The Corona virus 2020 and the Spanish influenza pandemic of 1918 have many similarities, but differ in one important point.
“A major difference between the Spanish flu and COVID-19 is the age distribution of deaths,” said Deutsche Bank DB.
“For COVID-19, older people were mostly the worst affected. Young people of working age were also badly affected by the Spanish flu of 1918. In fact, the pneumonia and influenza mortality rate for 25- to 34-year-olds in the United States was more than 50% higher this year than for 65- to 74-year-olds. A remarkable difference from Covid-1
Francis Yared, global director of interest rate research at Deutsche Bank, said the overall mortality rate, measured by weekly new deaths and new cases, is around a third of the level observed in the second half of April.
“So we have an interesting situation at the moment where rapidly increasing cases in the US slow down reopening (negative), but the mortality rate drops (positive). This could ultimately give us more confidence that we can now live better with the virus, ”said the bank.
During the Spanish flu of 1918, there was not such a big trade-off between business and public health because you had to suppress the virus so that consumers were safer and businesses could work normally.
During the 1918 flu, cities that had taken non-pharmaceutical measures such as social distancing and school closings tended to have better economic outcomes in the medium term, added Deutsche Bank. “This provided historical support for the argument that there was not that much of a trade-off between business and public health because the virus had to be suppressed so consumers were safer and businesses could work normally.”
Around 500 million people, or a third of the world’s population, were infected with the Spanish flu in 1918. It is estimated that 50 million people died worldwide, with around 675,000 people killed in the United States, according to the Centers for Disease Control and Prevention. “It was caused by an H1N1 virus with genes of avian origin,” added the agency.
During the 1918 flu pandemic, mortality was high among people under 5, 20-40, and 65 and older. The high mortality rate among healthy people, including those aged 20 to 40, was a unique feature of this pandemic, ”said the CDC. “Without a vaccine to protect against influenza infections and without antibiotics to treat secondary bacterial infections that can be associated with influenza infections, global control efforts have been limited to non-pharmaceutical interventions.”
COVID-19, the disease caused by the SARS-CoV-2 virus, infected nearly 11.6 million people worldwide on Monday evening and 2.9 million in the United States, adding more than 156,000 confirmed cases from Thursday evening to Sunday evening July 4th Vacation, according to official information compiled by the Center for Systems Science and Engineering at Johns Hopkins University. The disease had claimed at least 538,933 deaths worldwide and 130,312 deaths in the United States
While COVID-19’s progress has slowed in New York, where most cases are still in the US, confirmed cases of coronaviruses have recently risen in nearly 40 states.
Letter from New York:“When I hear an ambulance, I wonder if there is a coronavirus patient there. Are there more emergency calls or do I notice any siren removed? ‘
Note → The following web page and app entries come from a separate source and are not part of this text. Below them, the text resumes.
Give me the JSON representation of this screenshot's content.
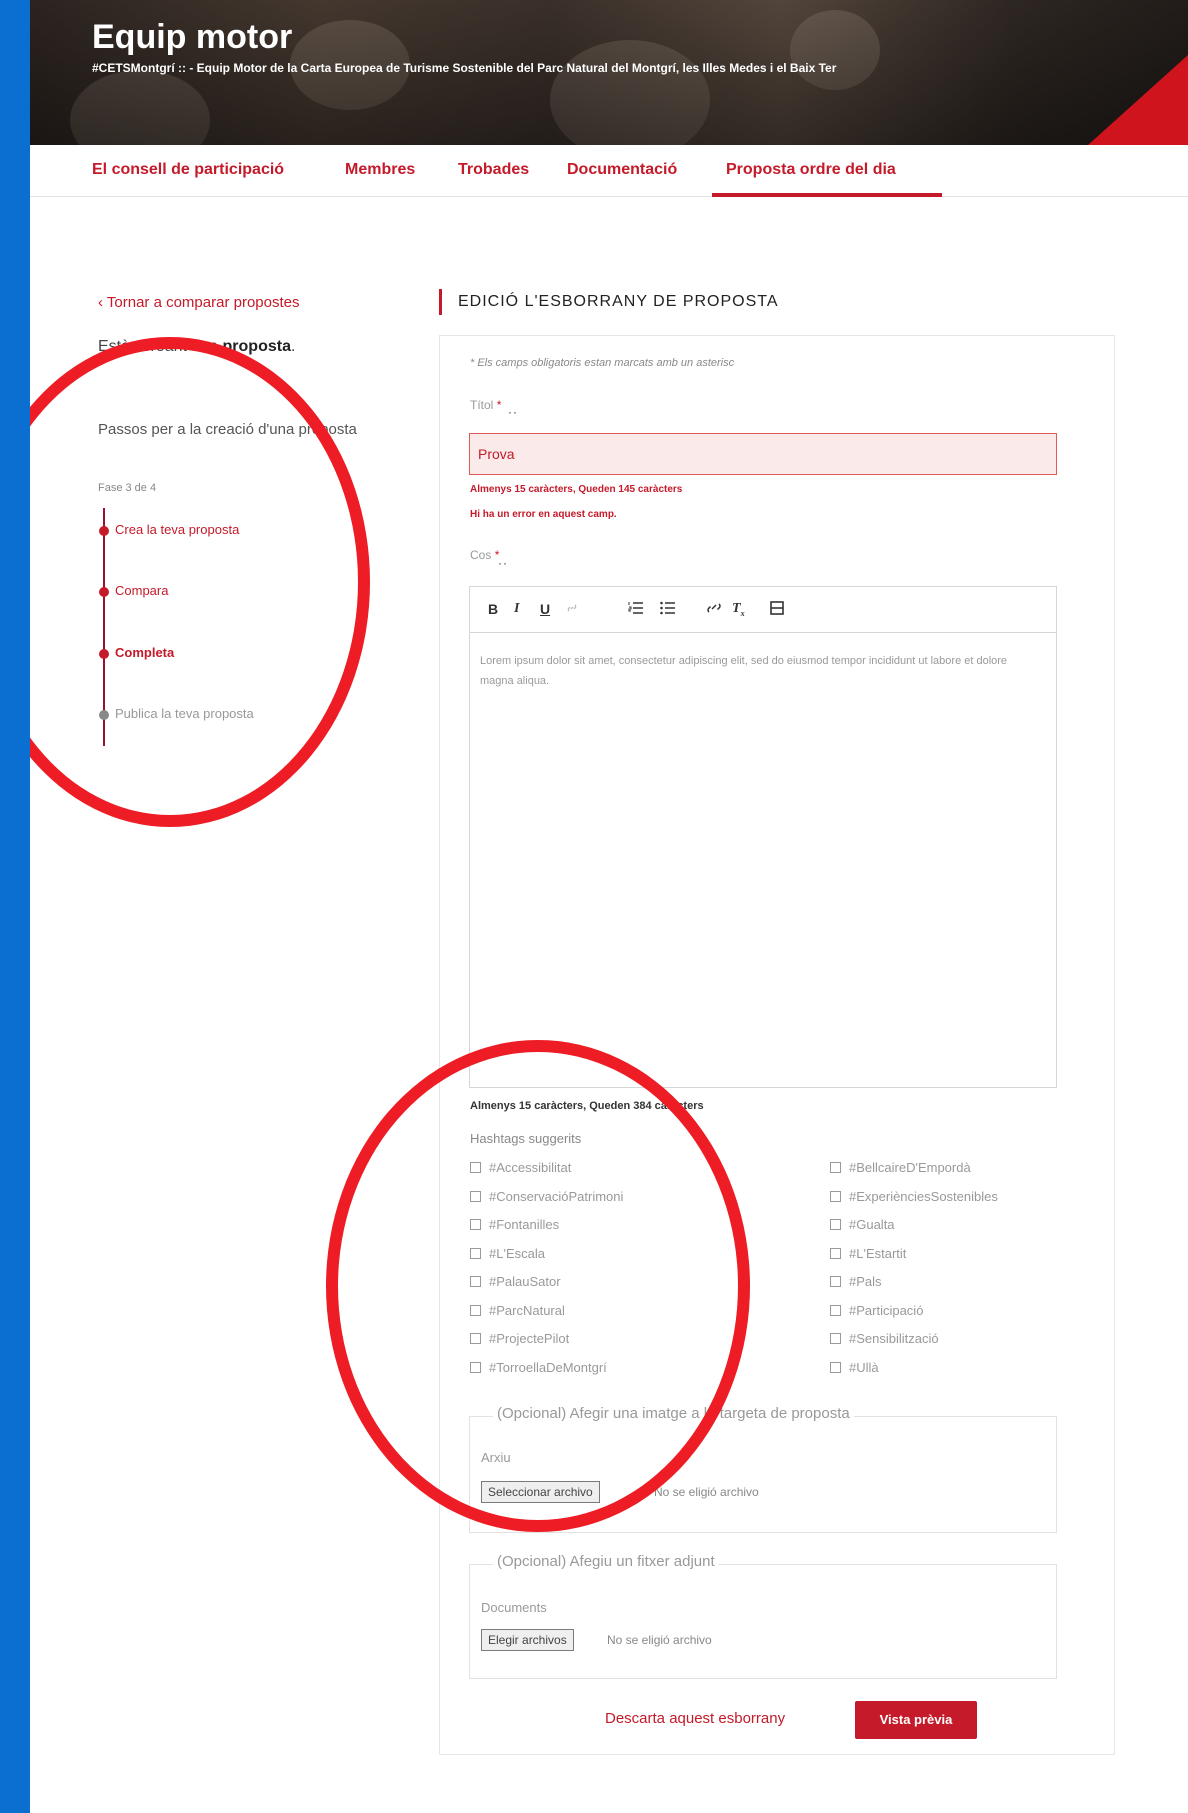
{
  "header": {
    "title": "Equip motor",
    "subtitle": "#CETSMontgrí :: - Equip Motor de la Carta Europea de Turisme Sostenible del Parc Natural del Montgrí, les Illes Medes i el Baix Ter"
  },
  "nav": {
    "items": [
      {
        "label": "El consell de participació"
      },
      {
        "label": "Membres"
      },
      {
        "label": "Trobades"
      },
      {
        "label": "Documentació"
      },
      {
        "label": "Proposta ordre del dia"
      }
    ],
    "active_index": 4
  },
  "sidebar": {
    "back_label": "‹ Tornar a comparar propostes",
    "creating_prefix": "Estàs creant una",
    "creating_bold": "proposta",
    "steps_title": "Passos per a la creació d'una proposta",
    "phase": "Fase 3 de 4",
    "steps": [
      {
        "label": "Crea la teva proposta"
      },
      {
        "label": "Compara"
      },
      {
        "label": "Completa"
      },
      {
        "label": "Publica la teva proposta"
      }
    ],
    "active_step_index": 2
  },
  "form": {
    "section_title": "EDICIÓ L'ESBORRANY DE PROPOSTA",
    "required_note": "* Els camps obligatoris estan marcats amb un asterisc",
    "title_label": "Títol",
    "title_value": "Prova",
    "title_counter": "Almenys 15 caràcters, Queden 145 caràcters",
    "title_error": "Hi ha un error en aquest camp.",
    "body_label": "Cos",
    "body_text": "Lorem ipsum dolor sit amet, consectetur adipiscing elit, sed do eiusmod tempor incididunt ut labore et dolore magna aliqua.",
    "body_counter": "Almenys 15 caràcters, Queden 384 caràcters",
    "toolbar": {
      "bold": "B",
      "italic": "I",
      "underline": "U",
      "link_icon": "link-icon",
      "ordered_list_icon": "ordered-list-icon",
      "bullet_list_icon": "bullet-list-icon",
      "unlink_icon": "unlink-icon",
      "clear_format_icon": "clear-format-icon",
      "video_icon": "video-icon"
    },
    "hashtags_title": "Hashtags suggerits",
    "hashtags_left": [
      "#Accessibilitat",
      "#ConservacióPatrimoni",
      "#Fontanilles",
      "#L'Escala",
      "#PalauSator",
      "#ParcNatural",
      "#ProjectePilot",
      "#TorroellaDeMontgrí"
    ],
    "hashtags_right": [
      "#BellcaireD'Empordà",
      "#ExperiènciesSostenibles",
      "#Gualta",
      "#L'Estartit",
      "#Pals",
      "#Participació",
      "#Sensibilització",
      "#Ullà"
    ],
    "image_legend": "(Opcional) Afegir una imatge a la targeta de proposta",
    "image_field_label": "Arxiu",
    "image_button": "Seleccionar archivo",
    "image_status": "No se eligió archivo",
    "attachment_legend": "(Opcional) Afegiu un fitxer adjunt",
    "attachment_field_label": "Documents",
    "attachment_button": "Elegir archivos",
    "attachment_status": "No se eligió archivo",
    "discard_label": "Descarta aquest esborrany",
    "preview_label": "Vista prèvia"
  },
  "colors": {
    "accent": "#c41a2a",
    "page_background": "#0a6fd0",
    "annotation_circle": "#ee1c24"
  }
}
There are also some similarities between influenza and COVID-19, including their almost identical symptoms: fever, cough, night sweats, body aches, fatigue, and nausea and diarrhea in the most severe cases. Like all viruses, none can be treated with antibiotics. They can both be spread by coughing and sneezing through respiratory droplets, but they come from two different families of viruses – and ongoing research to develop a universal vaccine against influenza shows how difficult influenza viruses and coronaviruses can be.
“The second wave of the Spanish flu of 1918 was even more devastating than the first wave.”
Historians believe that a more virulent strain of influenza appeared during a difficult three months in 1918 and was spread by troops that traveled through Europe during the First World War. “The second wave of Spanish flu in 1918 was even more devastating than the first,” Ravina Kullar, an infectious disease expert at the Infectious Diseases Society of America and an additional faculty member at the University of California at Los Angeles, told MarketWatch. A mutated strain would be a worst-case scenario for a second wave of SARS-CoV-2 this fall or winter.
Although the 1918 pandemic has been associated with Spain forever, this H1N1 strain was previously discovered in Germany, France, the UK and the United States. Similar to the Communist Party’s reaction to the first cases of COVID-19 in Wuhan, China, World War I buried or undermined these reports. “It is important not to consider the deep links between the First World War and the influenza pandemic simply as simultaneous or successive crises, but rather to be more closely intertwined,” wrote historian James Harris in an article about the pandemic.
Doctors and members of the public were immediately shocked at how otherwise strong, healthy people fell victim to the 1918 influenza. Doctors today attribute this to the “cytokine storm”, a process in which the immune system in healthy people reacts so strongly that it hurts the body. A characteristic of some viruses: An increase in the immune cells and their activating compounds (cytokines) effectively turned the body against itself, led to inflammation of the lungs, severe shortness of breath and made the body susceptible to secondary bacterial pneumonia.
The Dow Jones Industrial Index DJIA,
and the S & P 500 SPX,
Opened lower Tuesday after rising Monday’s better than expected jobless numbers last week due to an increase in coronavirus in countries that relaxed the restrictions.